(Stored data)
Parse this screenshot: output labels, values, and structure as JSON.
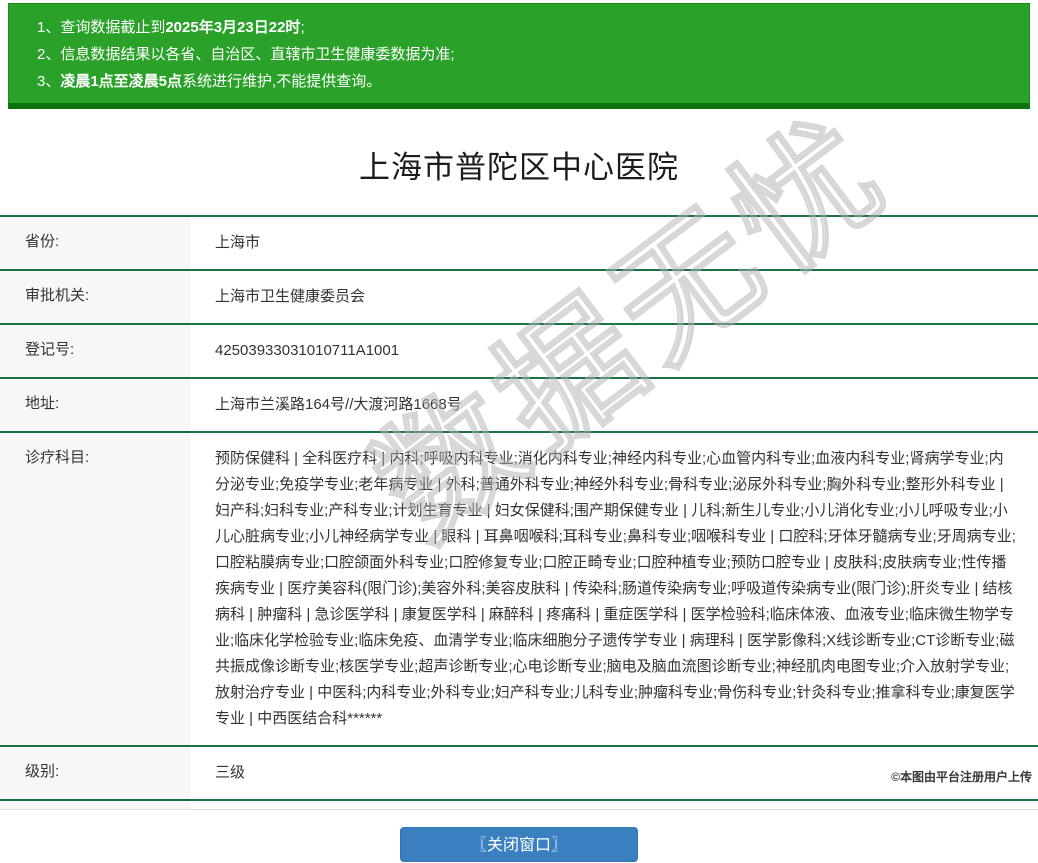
{
  "notice_banner": {
    "bg_color": "#2aa22a",
    "bottom_edge_color": "#0e720e",
    "lines": [
      {
        "prefix": "1、查询数据截止到",
        "bold": "2025年3月23日22时",
        "suffix": ";"
      },
      {
        "prefix": "2、信息数据结果以各省、自治区、直辖市卫生健康委数据为准;",
        "bold": "",
        "suffix": ""
      },
      {
        "prefix": "3、",
        "bold": "凌晨1点至凌晨5点",
        "suffix": "系统进行维护,不能提供查询。"
      }
    ]
  },
  "page_title": "上海市普陀区中心医院",
  "info_table": {
    "divider_color": "#1a7144",
    "label_bg_color": "#f7f7f7",
    "rows": [
      {
        "label": "省份:",
        "value": "上海市"
      },
      {
        "label": "审批机关:",
        "value": "上海市卫生健康委员会"
      },
      {
        "label": "登记号:",
        "value": "42503933031010711A1001"
      },
      {
        "label": "地址:",
        "value": "上海市兰溪路164号//大渡河路1668号"
      },
      {
        "label": "诊疗科目:",
        "value": "预防保健科 | 全科医疗科 | 内科;呼吸内科专业;消化内科专业;神经内科专业;心血管内科专业;血液内科专业;肾病学专业;内分泌专业;免疫学专业;老年病专业 | 外科;普通外科专业;神经外科专业;骨科专业;泌尿外科专业;胸外科专业;整形外科专业 | 妇产科;妇科专业;产科专业;计划生育专业 | 妇女保健科;围产期保健专业 | 儿科;新生儿专业;小儿消化专业;小儿呼吸专业;小儿心脏病专业;小儿神经病学专业 | 眼科 | 耳鼻咽喉科;耳科专业;鼻科专业;咽喉科专业 | 口腔科;牙体牙髓病专业;牙周病专业;口腔粘膜病专业;口腔颌面外科专业;口腔修复专业;口腔正畸专业;口腔种植专业;预防口腔专业 | 皮肤科;皮肤病专业;性传播疾病专业 | 医疗美容科(限门诊);美容外科;美容皮肤科 | 传染科;肠道传染病专业;呼吸道传染病专业(限门诊);肝炎专业 | 结核病科 | 肿瘤科 | 急诊医学科 | 康复医学科 | 麻醉科 | 疼痛科 | 重症医学科 | 医学检验科;临床体液、血液专业;临床微生物学专业;临床化学检验专业;临床免疫、血清学专业;临床细胞分子遗传学专业 | 病理科 | 医学影像科;X线诊断专业;CT诊断专业;磁共振成像诊断专业;核医学专业;超声诊断专业;心电诊断专业;脑电及脑血流图诊断专业;神经肌肉电图专业;介入放射学专业;放射治疗专业 | 中医科;内科专业;外科专业;妇产科专业;儿科专业;肿瘤科专业;骨伤科专业;针灸科专业;推拿科专业;康复医学专业 | 中西医结合科******"
      },
      {
        "label": "级别:",
        "value": "三级"
      }
    ]
  },
  "close_button": {
    "label": "〖关闭窗口〗",
    "bg_color": "#3a80c1"
  },
  "watermark": {
    "center_text": "数据无忧",
    "credit_text": "©本图由平台注册用户上传"
  }
}
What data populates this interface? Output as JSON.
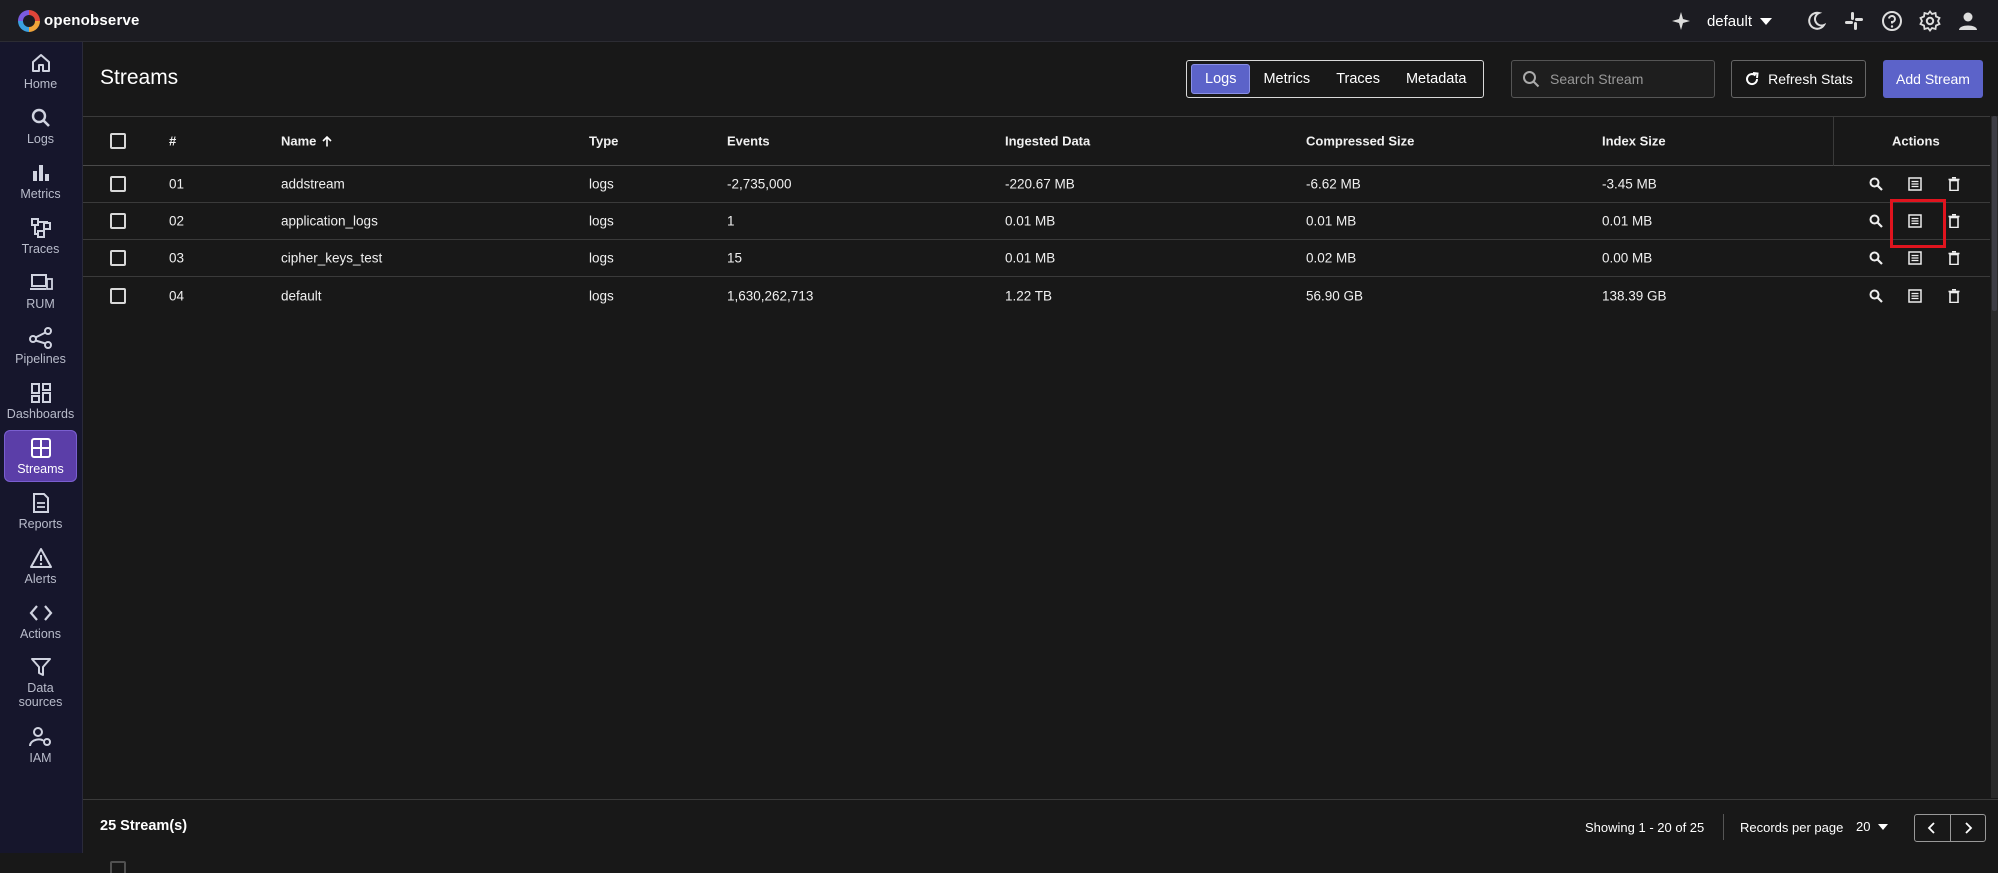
{
  "app": {
    "logo_text": "openobserve"
  },
  "header": {
    "org": "default",
    "icons": [
      "sparkle-icon",
      "moon-icon",
      "slack-icon",
      "help-icon",
      "settings-icon",
      "user-icon"
    ]
  },
  "sidebar": {
    "items": [
      {
        "label": "Home",
        "icon": "home-icon"
      },
      {
        "label": "Logs",
        "icon": "search-icon"
      },
      {
        "label": "Metrics",
        "icon": "bar-chart-icon"
      },
      {
        "label": "Traces",
        "icon": "traces-icon"
      },
      {
        "label": "RUM",
        "icon": "devices-icon"
      },
      {
        "label": "Pipelines",
        "icon": "pipeline-icon"
      },
      {
        "label": "Dashboards",
        "icon": "dashboard-icon"
      },
      {
        "label": "Streams",
        "icon": "streams-icon",
        "active": true
      },
      {
        "label": "Reports",
        "icon": "report-icon"
      },
      {
        "label": "Alerts",
        "icon": "alert-icon"
      },
      {
        "label": "Actions",
        "icon": "code-icon"
      },
      {
        "label": "Data sources",
        "icon": "filter-icon"
      },
      {
        "label": "IAM",
        "icon": "iam-icon"
      }
    ]
  },
  "page": {
    "title": "Streams",
    "tabs": [
      "Logs",
      "Metrics",
      "Traces",
      "Metadata"
    ],
    "active_tab": "Logs",
    "search_placeholder": "Search Stream",
    "refresh_label": "Refresh Stats",
    "add_label": "Add Stream"
  },
  "table": {
    "headers": {
      "num": "#",
      "name": "Name",
      "type": "Type",
      "events": "Events",
      "ingested": "Ingested Data",
      "compressed": "Compressed Size",
      "index": "Index Size",
      "actions": "Actions"
    },
    "rows": [
      {
        "num": "01",
        "name": "addstream",
        "type": "logs",
        "events": "-2,735,000",
        "ingested": "-220.67 MB",
        "compressed": "-6.62 MB",
        "index": "-3.45 MB"
      },
      {
        "num": "02",
        "name": "application_logs",
        "type": "logs",
        "events": "1",
        "ingested": "0.01 MB",
        "compressed": "0.01 MB",
        "index": "0.01 MB"
      },
      {
        "num": "03",
        "name": "cipher_keys_test",
        "type": "logs",
        "events": "15",
        "ingested": "0.01 MB",
        "compressed": "0.02 MB",
        "index": "0.00 MB"
      },
      {
        "num": "04",
        "name": "default",
        "type": "logs",
        "events": "1,630,262,713",
        "ingested": "1.22 TB",
        "compressed": "56.90 GB",
        "index": "138.39 GB"
      }
    ]
  },
  "footer": {
    "count": "25 Stream(s)",
    "showing": "Showing 1 - 20 of 25",
    "rpp_label": "Records per page",
    "rpp_value": "20"
  }
}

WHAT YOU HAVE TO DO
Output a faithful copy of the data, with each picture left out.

ANSWER AREA
Parse this screenshot: output labels, values, and structure as JSON.
{
  "notice_banner": {
    "bg_color": "#2aa22a",
    "bottom_edge_color": "#0e720e",
    "lines": [
      {
        "prefix": "1、查询数据截止到",
        "bold": "2025年3月23日22时",
        "suffix": ";"
      },
      {
        "prefix": "2、信息数据结果以各省、自治区、直辖市卫生健康委数据为准;",
        "bold": "",
        "suffix": ""
      },
      {
        "prefix": "3、",
        "bold": "凌晨1点至凌晨5点",
        "suffix": "系统进行维护,不能提供查询。"
      }
    ]
  },
  "page_title": "上海市普陀区中心医院",
  "info_table": {
    "divider_color": "#1a7144",
    "label_bg_color": "#f7f7f7",
    "rows": [
      {
        "label": "省份:",
        "value": "上海市"
      },
      {
        "label": "审批机关:",
        "value": "上海市卫生健康委员会"
      },
      {
        "label": "登记号:",
        "value": "42503933031010711A1001"
      },
      {
        "label": "地址:",
        "value": "上海市兰溪路164号//大渡河路1668号"
      },
      {
        "label": "诊疗科目:",
        "value": "预防保健科 | 全科医疗科 | 内科;呼吸内科专业;消化内科专业;神经内科专业;心血管内科专业;血液内科专业;肾病学专业;内分泌专业;免疫学专业;老年病专业 | 外科;普通外科专业;神经外科专业;骨科专业;泌尿外科专业;胸外科专业;整形外科专业 | 妇产科;妇科专业;产科专业;计划生育专业 | 妇女保健科;围产期保健专业 | 儿科;新生儿专业;小儿消化专业;小儿呼吸专业;小儿心脏病专业;小儿神经病学专业 | 眼科 | 耳鼻咽喉科;耳科专业;鼻科专业;咽喉科专业 | 口腔科;牙体牙髓病专业;牙周病专业;口腔粘膜病专业;口腔颌面外科专业;口腔修复专业;口腔正畸专业;口腔种植专业;预防口腔专业 | 皮肤科;皮肤病专业;性传播疾病专业 | 医疗美容科(限门诊);美容外科;美容皮肤科 | 传染科;肠道传染病专业;呼吸道传染病专业(限门诊);肝炎专业 | 结核病科 | 肿瘤科 | 急诊医学科 | 康复医学科 | 麻醉科 | 疼痛科 | 重症医学科 | 医学检验科;临床体液、血液专业;临床微生物学专业;临床化学检验专业;临床免疫、血清学专业;临床细胞分子遗传学专业 | 病理科 | 医学影像科;X线诊断专业;CT诊断专业;磁共振成像诊断专业;核医学专业;超声诊断专业;心电诊断专业;脑电及脑血流图诊断专业;神经肌肉电图专业;介入放射学专业;放射治疗专业 | 中医科;内科专业;外科专业;妇产科专业;儿科专业;肿瘤科专业;骨伤科专业;针灸科专业;推拿科专业;康复医学专业 | 中西医结合科******"
      },
      {
        "label": "级别:",
        "value": "三级"
      }
    ]
  },
  "close_button": {
    "label": "〖关闭窗口〗",
    "bg_color": "#3a80c1"
  },
  "watermark": {
    "center_text": "数据无忧",
    "credit_text": "©本图由平台注册用户上传"
  }
}
What data populates this interface? Output as JSON.
{
  "app": {
    "logo_text": "openobserve"
  },
  "header": {
    "org": "default",
    "icons": [
      "sparkle-icon",
      "moon-icon",
      "slack-icon",
      "help-icon",
      "settings-icon",
      "user-icon"
    ]
  },
  "sidebar": {
    "items": [
      {
        "label": "Home",
        "icon": "home-icon"
      },
      {
        "label": "Logs",
        "icon": "search-icon"
      },
      {
        "label": "Metrics",
        "icon": "bar-chart-icon"
      },
      {
        "label": "Traces",
        "icon": "traces-icon"
      },
      {
        "label": "RUM",
        "icon": "devices-icon"
      },
      {
        "label": "Pipelines",
        "icon": "pipeline-icon"
      },
      {
        "label": "Dashboards",
        "icon": "dashboard-icon"
      },
      {
        "label": "Streams",
        "icon": "streams-icon",
        "active": true
      },
      {
        "label": "Reports",
        "icon": "report-icon"
      },
      {
        "label": "Alerts",
        "icon": "alert-icon"
      },
      {
        "label": "Actions",
        "icon": "code-icon"
      },
      {
        "label": "Data sources",
        "icon": "filter-icon"
      },
      {
        "label": "IAM",
        "icon": "iam-icon"
      }
    ]
  },
  "page": {
    "title": "Streams",
    "tabs": [
      "Logs",
      "Metrics",
      "Traces",
      "Metadata"
    ],
    "active_tab": "Logs",
    "search_placeholder": "Search Stream",
    "refresh_label": "Refresh Stats",
    "add_label": "Add Stream"
  },
  "table": {
    "headers": {
      "num": "#",
      "name": "Name",
      "type": "Type",
      "events": "Events",
      "ingested": "Ingested Data",
      "compressed": "Compressed Size",
      "index": "Index Size",
      "actions": "Actions"
    },
    "rows": [
      {
        "num": "01",
        "name": "addstream",
        "type": "logs",
        "events": "-2,735,000",
        "ingested": "-220.67 MB",
        "compressed": "-6.62 MB",
        "index": "-3.45 MB"
      },
      {
        "num": "02",
        "name": "application_logs",
        "type": "logs",
        "events": "1",
        "ingested": "0.01 MB",
        "compressed": "0.01 MB",
        "index": "0.01 MB"
      },
      {
        "num": "03",
        "name": "cipher_keys_test",
        "type": "logs",
        "events": "15",
        "ingested": "0.01 MB",
        "compressed": "0.02 MB",
        "index": "0.00 MB"
      },
      {
        "num": "04",
        "name": "default",
        "type": "logs",
        "events": "1,630,262,713",
        "ingested": "1.22 TB",
        "compressed": "56.90 GB",
        "index": "138.39 GB"
      }
    ]
  },
  "footer": {
    "count": "25 Stream(s)",
    "showing": "Showing 1 - 20 of 25",
    "rpp_label": "Records per page",
    "rpp_value": "20"
  }
}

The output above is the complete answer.